Bottom Line: DNA sequencing of 47 genes identified mutations in 47% of the samples.The most commonly mutated genes were TP53 (26.3%) and BRCA2 (17.6%).Overexpression of TOPO2A was associated with TP53 mutation (P = 0.0001).

View Article: PubMed Central - PubMed

Affiliation: Fox Chase Cancer Center, Philadelphia, PA, USA.

ABSTRACT

Background: Drug development in sarcoma has been hampered by the rarity and heterogeneity of the disease and lack of predictive biomarkers to therapies. We assessed protein expression and gene alterations in a large number of bone and soft tissue sarcomas in order to categorize the molecular alterations, identify predictive biomarkers and discover new therapeutic targets.

Methods: Data from sarcoma specimens profiled for protein expression, gene amplification/translocation and DNA sequencing was reviewed.

Results: 2539 sarcoma specimens of 22 subtypes were included. TOPO2A was the most overexpressed protein at 52.8%. There was overexpression or loss of other sarcoma relevant proteins such as SPARC, PTEN and MGMT. Approximately 50% of the sarcomas expressed PD-L1 by IHC and presented with PD-1+ TILs, notably the LMS, chondrosarcomas, liposarcomas and UPS. Gene amplification/rearrangement of ALK, cMYC, HER2, PIK3CA, TOPO2A and cMET was relatively uncommon. EGFR gene amplification occurred at a rate of 16.9%. DNA sequencing of 47 genes identified mutations in 47% of the samples. The most commonly mutated genes were TP53 (26.3%) and BRCA2 (17.6%). Overexpression of TOPO2A was associated with TP53 mutation (P = 0.0001).
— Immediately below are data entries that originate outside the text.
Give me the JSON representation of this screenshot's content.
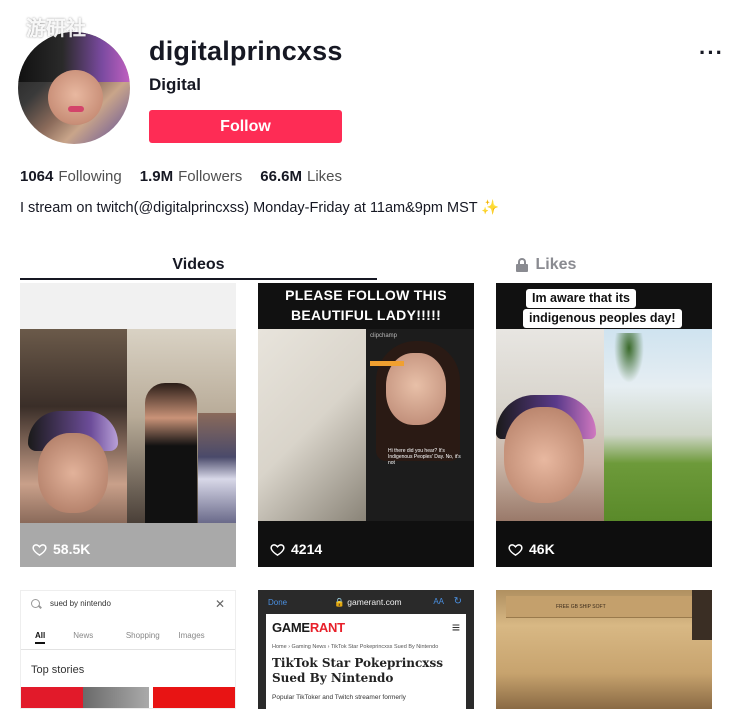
{
  "watermark": "游研社",
  "profile": {
    "username": "digitalprincxss",
    "nickname": "Digital",
    "follow_label": "Follow",
    "more_label": "···",
    "bio": "I stream on twitch(@digitalprincxss) Monday-Friday at 11am&9pm MST ✨"
  },
  "stats": {
    "following_count": "1064",
    "following_label": "Following",
    "followers_count": "1.9M",
    "followers_label": "Followers",
    "likes_count": "66.6M",
    "likes_label": "Likes"
  },
  "tabs": {
    "videos_label": "Videos",
    "likes_label": "Likes"
  },
  "videos": [
    {
      "likes": "58.5K"
    },
    {
      "likes": "4214",
      "caption_line1": "PLEASE FOLLOW THIS",
      "caption_line2": "BEAUTIFUL LADY!!!!!",
      "overlay_text": "Hi there did you hear? It's Indigenous Peoples' Day. No, it's not",
      "watermark": "clipchamp"
    },
    {
      "likes": "46K",
      "bubble_line1": "Im aware that its",
      "bubble_line2": "indigenous peoples day!"
    },
    {
      "search_query": "sued by nintendo",
      "filters": [
        "All",
        "News",
        "Shopping",
        "Images"
      ],
      "section": "Top stories"
    },
    {
      "done_label": "Done",
      "url": "gamerant.com",
      "aa_label": "AA",
      "logo_game": "GAME",
      "logo_rant": "RANT",
      "crumbs": "Home › Gaming News › TikTok Star Pokeprincxss Sued By Nintendo",
      "headline": "TikTok Star Pokeprincxss Sued By Nintendo",
      "subtext": "Popular TikToker and Twitch streamer formerly"
    },
    {
      "box_text": "FREE GB SHIP SOFT"
    }
  ],
  "colors": {
    "follow_button": "#fe2c55",
    "text_primary": "#161823",
    "text_secondary": "#8a8b91"
  }
}
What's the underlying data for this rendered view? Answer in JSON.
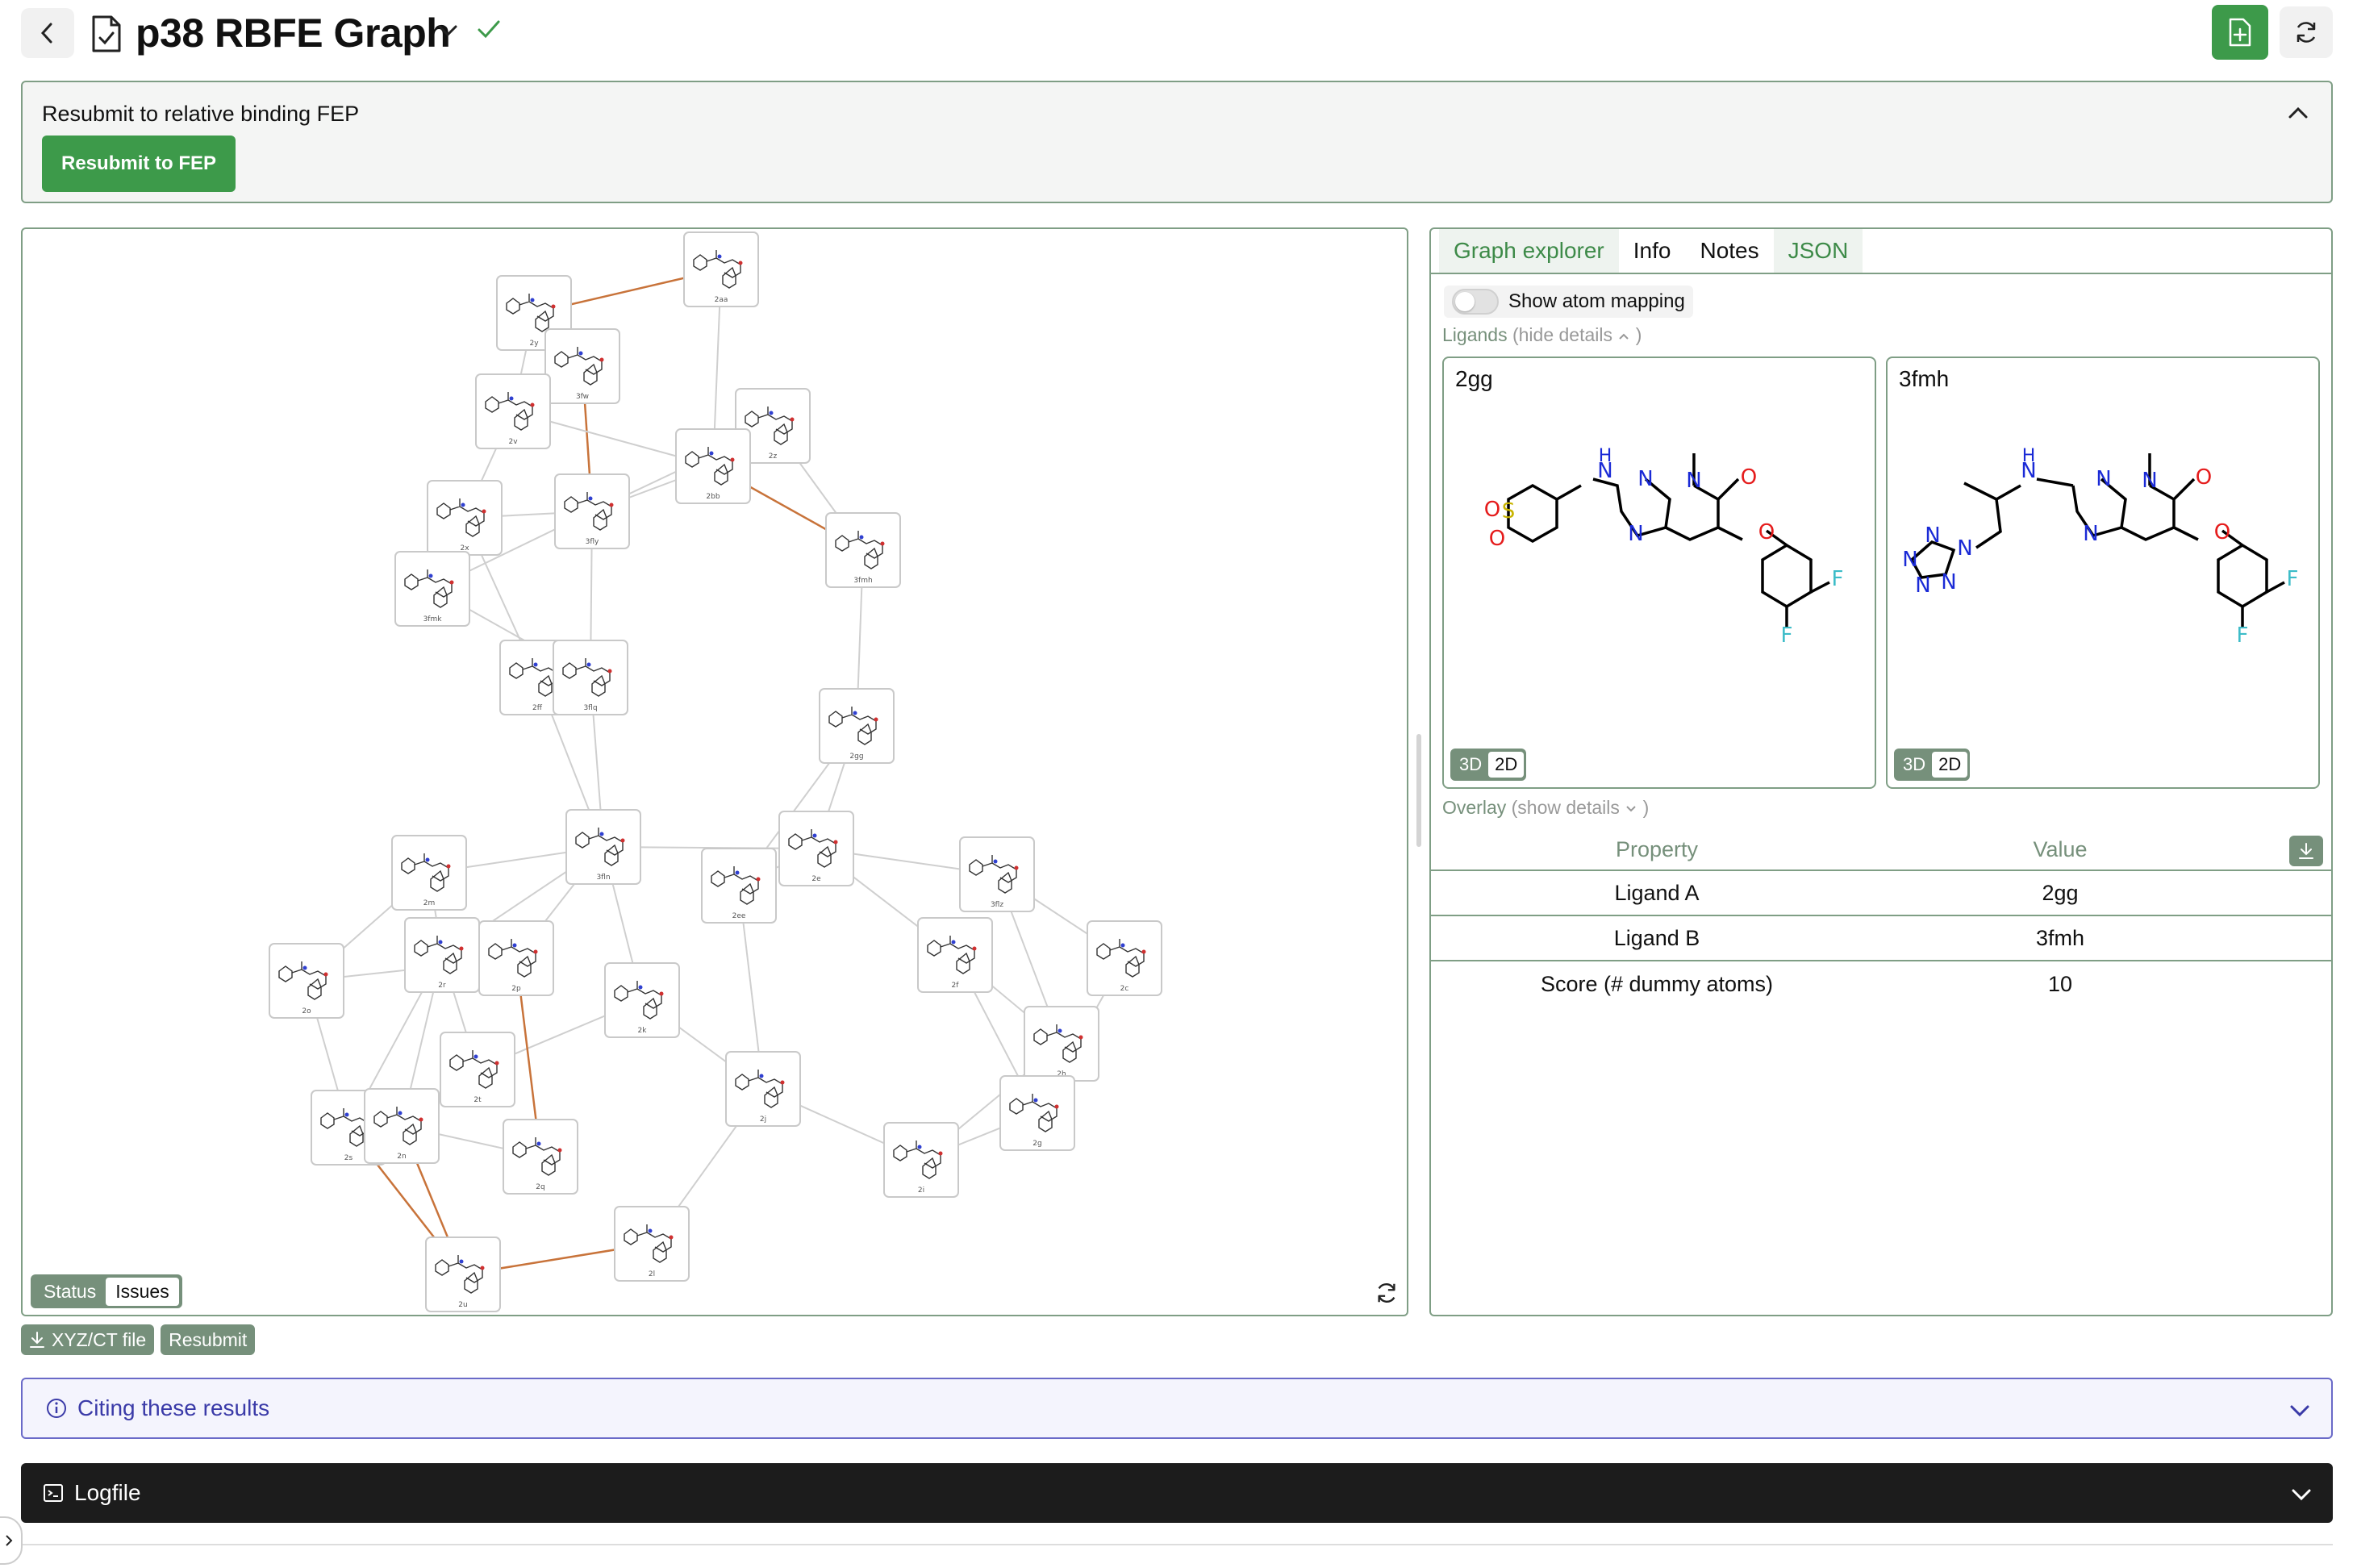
{
  "header": {
    "title": "p38 RBFE Graph",
    "icons": {
      "back": "chevron-left-icon",
      "doc": "document-check-icon",
      "title_menu": "chevron-down-icon",
      "status": "check-icon",
      "export": "file-plus-icon",
      "refresh": "refresh-icon"
    }
  },
  "resubmit": {
    "title": "Resubmit to relative binding FEP",
    "button": "Resubmit to FEP"
  },
  "graph": {
    "toggle": {
      "status": "Status",
      "issues": "Issues",
      "active": "Issues"
    },
    "actions": {
      "download": "XYZ/CT file",
      "resubmit": "Resubmit"
    },
    "nodes": [
      {
        "id": "2aa"
      },
      {
        "id": "2y"
      },
      {
        "id": "3fw"
      },
      {
        "id": "2v"
      },
      {
        "id": "2z"
      },
      {
        "id": "2bb"
      },
      {
        "id": "3fly"
      },
      {
        "id": "2x"
      },
      {
        "id": "3fmh"
      },
      {
        "id": "3fmk"
      },
      {
        "id": "2ff"
      },
      {
        "id": "3flq"
      },
      {
        "id": "2gg"
      },
      {
        "id": "3fln"
      },
      {
        "id": "2e"
      },
      {
        "id": "2m"
      },
      {
        "id": "2ee"
      },
      {
        "id": "3flz"
      },
      {
        "id": "2r"
      },
      {
        "id": "2p"
      },
      {
        "id": "2o"
      },
      {
        "id": "2f"
      },
      {
        "id": "2c"
      },
      {
        "id": "2k"
      },
      {
        "id": "2t"
      },
      {
        "id": "2h"
      },
      {
        "id": "2j"
      },
      {
        "id": "2g"
      },
      {
        "id": "2s"
      },
      {
        "id": "2n"
      },
      {
        "id": "2q"
      },
      {
        "id": "2i"
      },
      {
        "id": "2l"
      },
      {
        "id": "2u"
      }
    ],
    "colors": {
      "normal_edge": "#cfcfcf",
      "issue_edge": "#c8733a"
    }
  },
  "details": {
    "tabs": [
      "Graph explorer",
      "Info",
      "Notes",
      "JSON"
    ],
    "active_tab": "Graph explorer",
    "atom_mapping_label": "Show atom mapping",
    "ligands_label": "Ligands",
    "ligands_link": "(hide details",
    "ligands_link_end": ")",
    "ligand_a": {
      "name": "2gg",
      "view_3d": "3D",
      "view_2d": "2D"
    },
    "ligand_b": {
      "name": "3fmh",
      "view_3d": "3D",
      "view_2d": "2D"
    },
    "overlay_label": "Overlay",
    "overlay_link": "(show details",
    "overlay_link_end": ")",
    "table": {
      "headers": [
        "Property",
        "Value"
      ],
      "rows": [
        {
          "property": "Ligand A",
          "value": "2gg"
        },
        {
          "property": "Ligand B",
          "value": "3fmh"
        },
        {
          "property": "Score (# dummy atoms)",
          "value": "10"
        }
      ]
    }
  },
  "citing": {
    "label": "Citing these results"
  },
  "logfile": {
    "label": "Logfile"
  },
  "colors": {
    "accent": "#3d9a4a",
    "muted_green": "#76907b",
    "border": "#7f9e85",
    "cite": "#3a3aa8"
  }
}
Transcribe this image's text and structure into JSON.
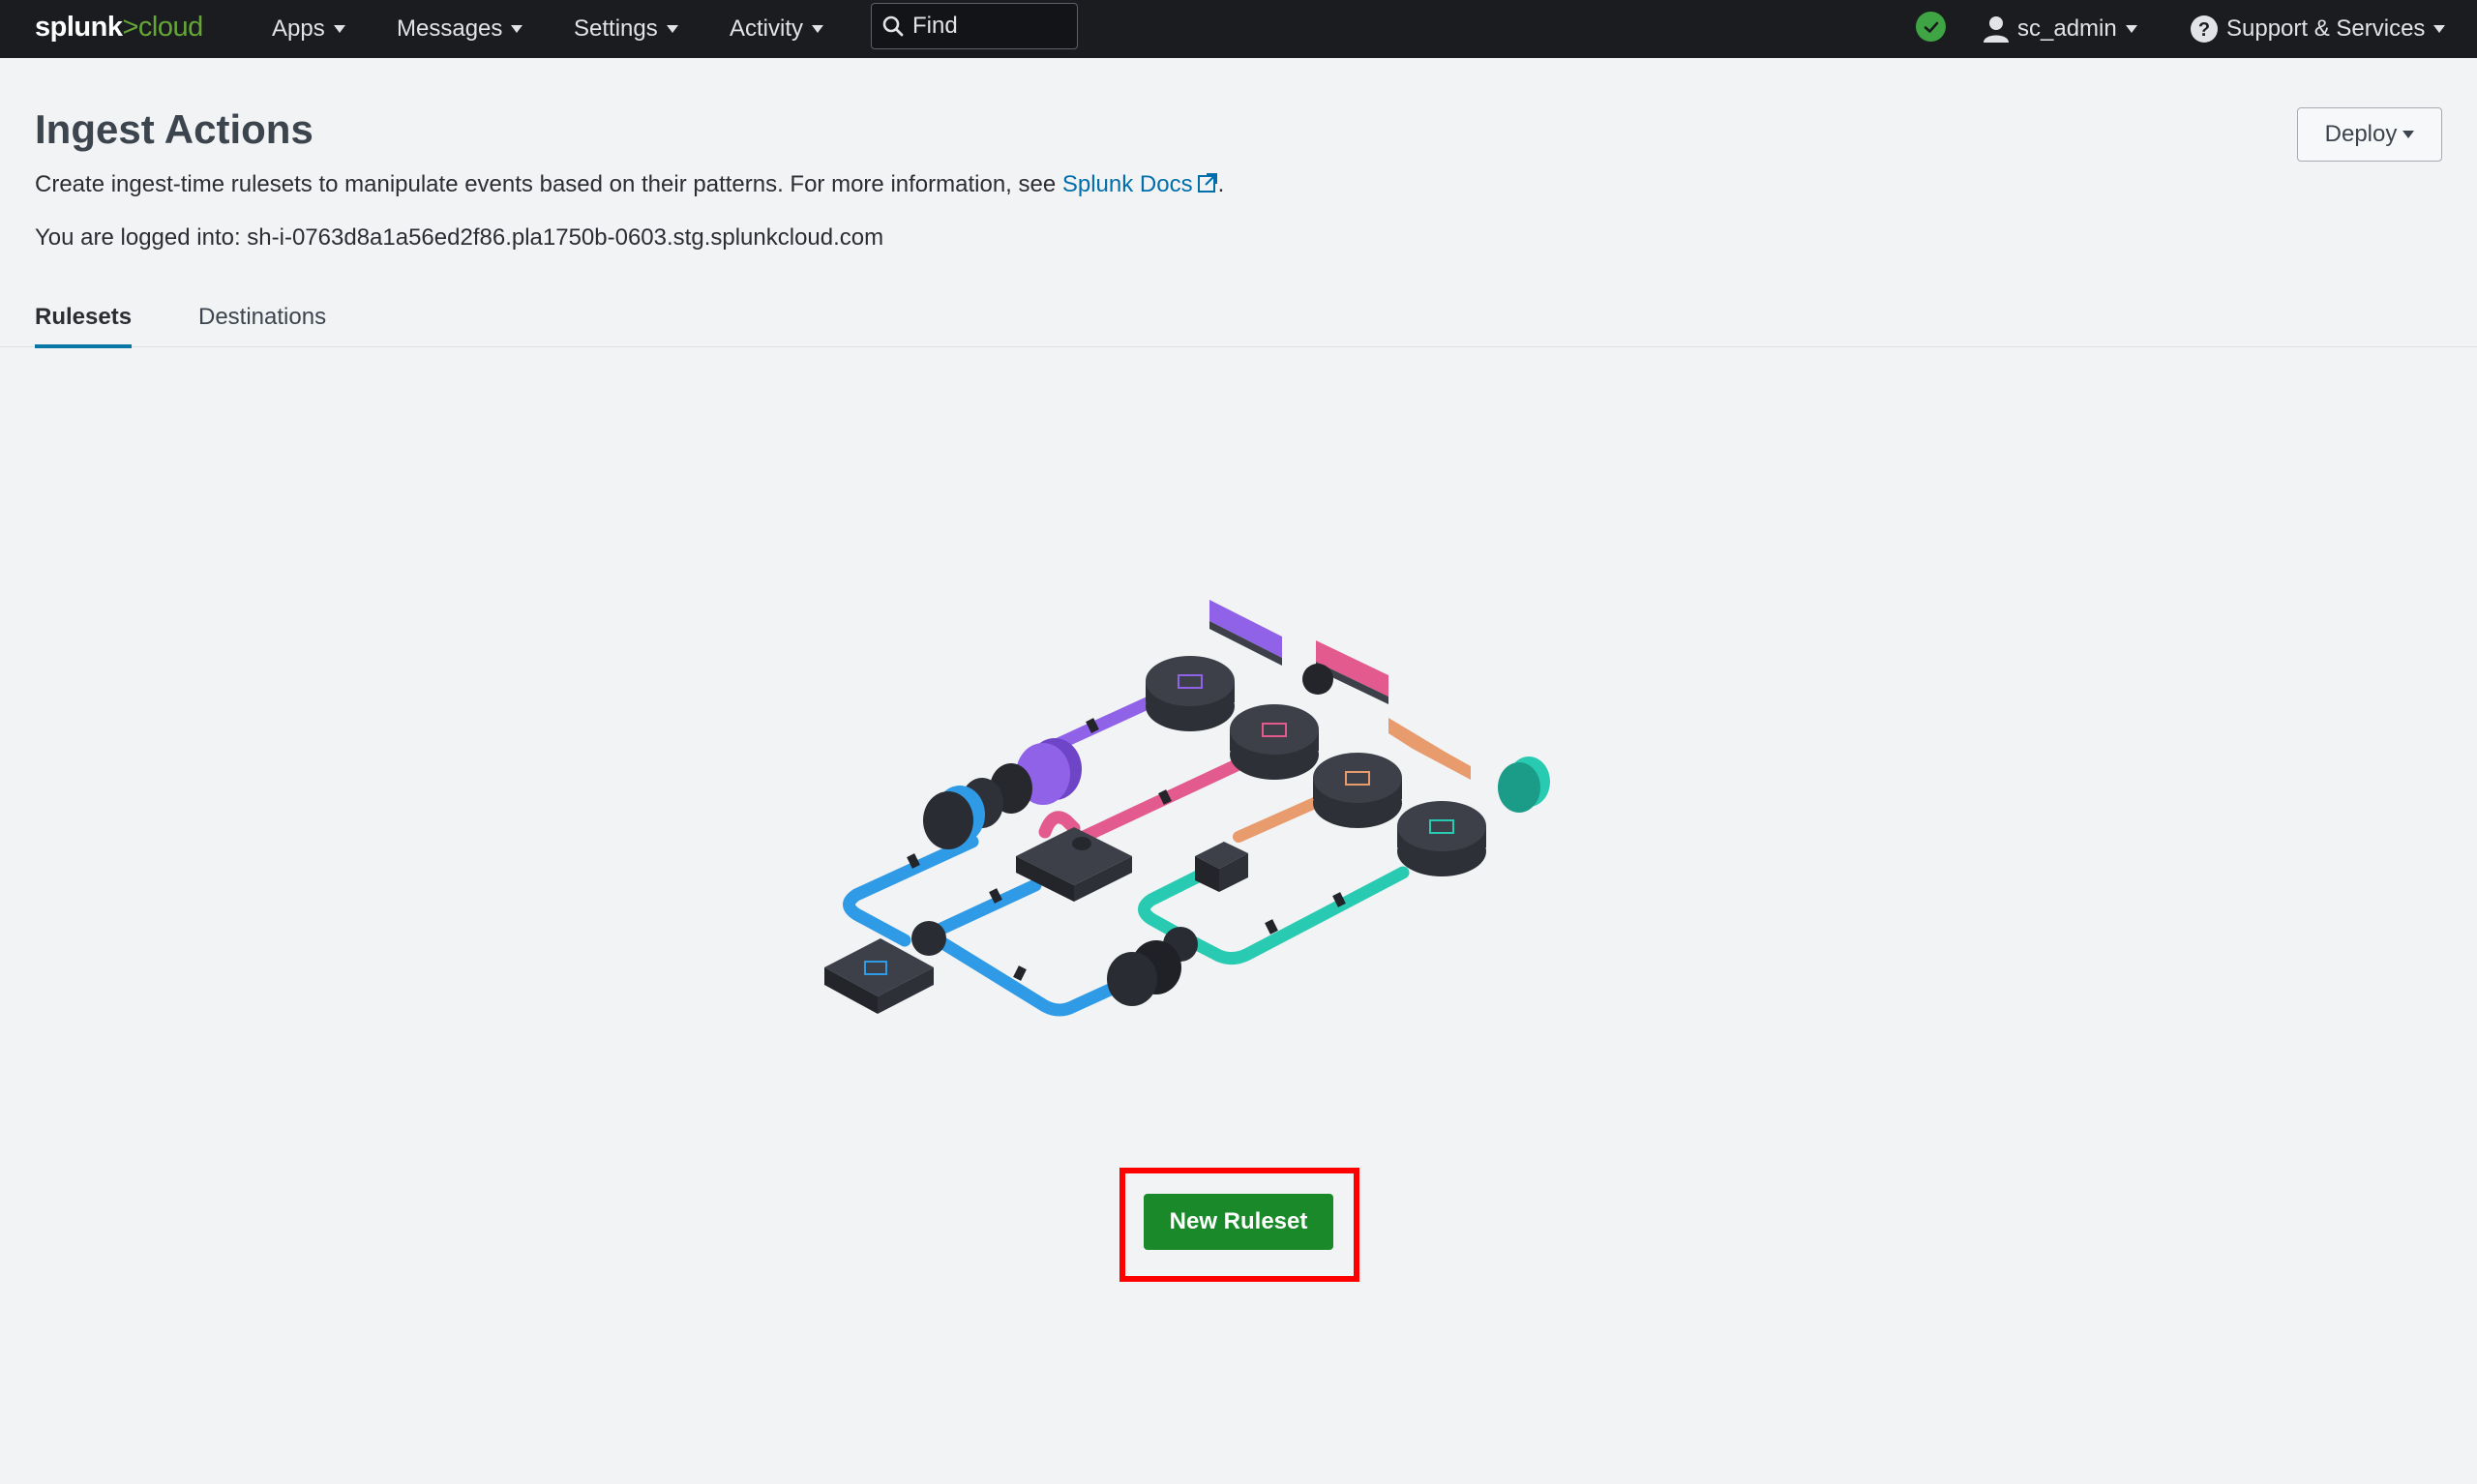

Conclusion: This data provides the landscape of alterations in sarcoma. Future clinical trials are needed to validate these targets.

No MeSH data available.


Related in: MedlinePlus